DATA EXTRACT:
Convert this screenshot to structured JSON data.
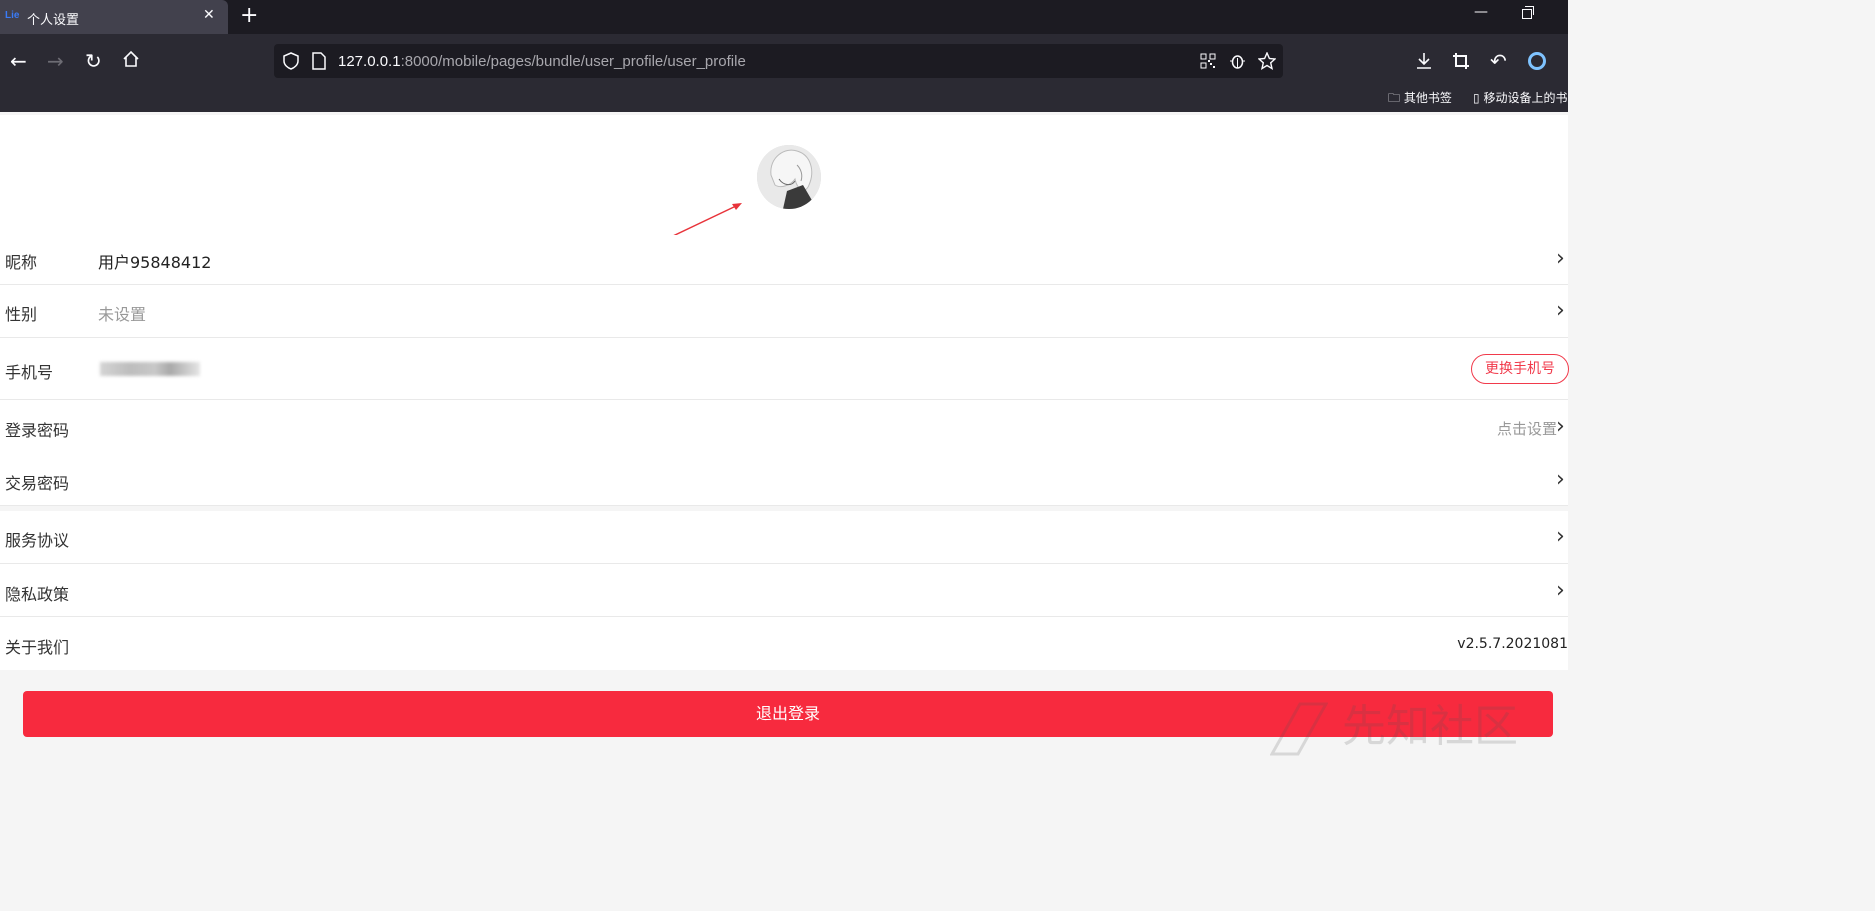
{
  "browser": {
    "tab_title": "个人设置",
    "favicon_text": "Lie",
    "url_host": "127.0.0.1",
    "url_rest": ":8000/mobile/pages/bundle/user_profile/user_profile",
    "bookmark_other": "其他书签",
    "bookmark_mobile": "移动设备上的书"
  },
  "profile": {
    "rows": [
      {
        "label": "昵称",
        "value": "用户95848412"
      },
      {
        "label": "性别",
        "value": "未设置"
      },
      {
        "label": "手机号",
        "button": "更换手机号"
      },
      {
        "label": "登录密码",
        "hint": "点击设置"
      },
      {
        "label": "交易密码"
      },
      {
        "label": "服务协议"
      },
      {
        "label": "隐私政策"
      },
      {
        "label": "关于我们",
        "version": "v2.5.7.2021081"
      }
    ],
    "logout_label": "退出登录"
  },
  "watermark": "先知社区",
  "colors": {
    "accent": "#f72a3e",
    "chrome_dark": "#1c1b22",
    "chrome_mid": "#2b2a33"
  }
}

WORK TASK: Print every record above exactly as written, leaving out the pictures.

RESULT OF THIS EXERCISE:
Convert this screenshot to structured JSON data.
{
  "browser": {
    "tab_title": "个人设置",
    "favicon_text": "Lie",
    "url_host": "127.0.0.1",
    "url_rest": ":8000/mobile/pages/bundle/user_profile/user_profile",
    "bookmark_other": "其他书签",
    "bookmark_mobile": "移动设备上的书"
  },
  "profile": {
    "rows": [
      {
        "label": "昵称",
        "value": "用户95848412"
      },
      {
        "label": "性别",
        "value": "未设置"
      },
      {
        "label": "手机号",
        "button": "更换手机号"
      },
      {
        "label": "登录密码",
        "hint": "点击设置"
      },
      {
        "label": "交易密码"
      },
      {
        "label": "服务协议"
      },
      {
        "label": "隐私政策"
      },
      {
        "label": "关于我们",
        "version": "v2.5.7.2021081"
      }
    ],
    "logout_label": "退出登录"
  },
  "watermark": "先知社区",
  "colors": {
    "accent": "#f72a3e",
    "chrome_dark": "#1c1b22",
    "chrome_mid": "#2b2a33"
  }
}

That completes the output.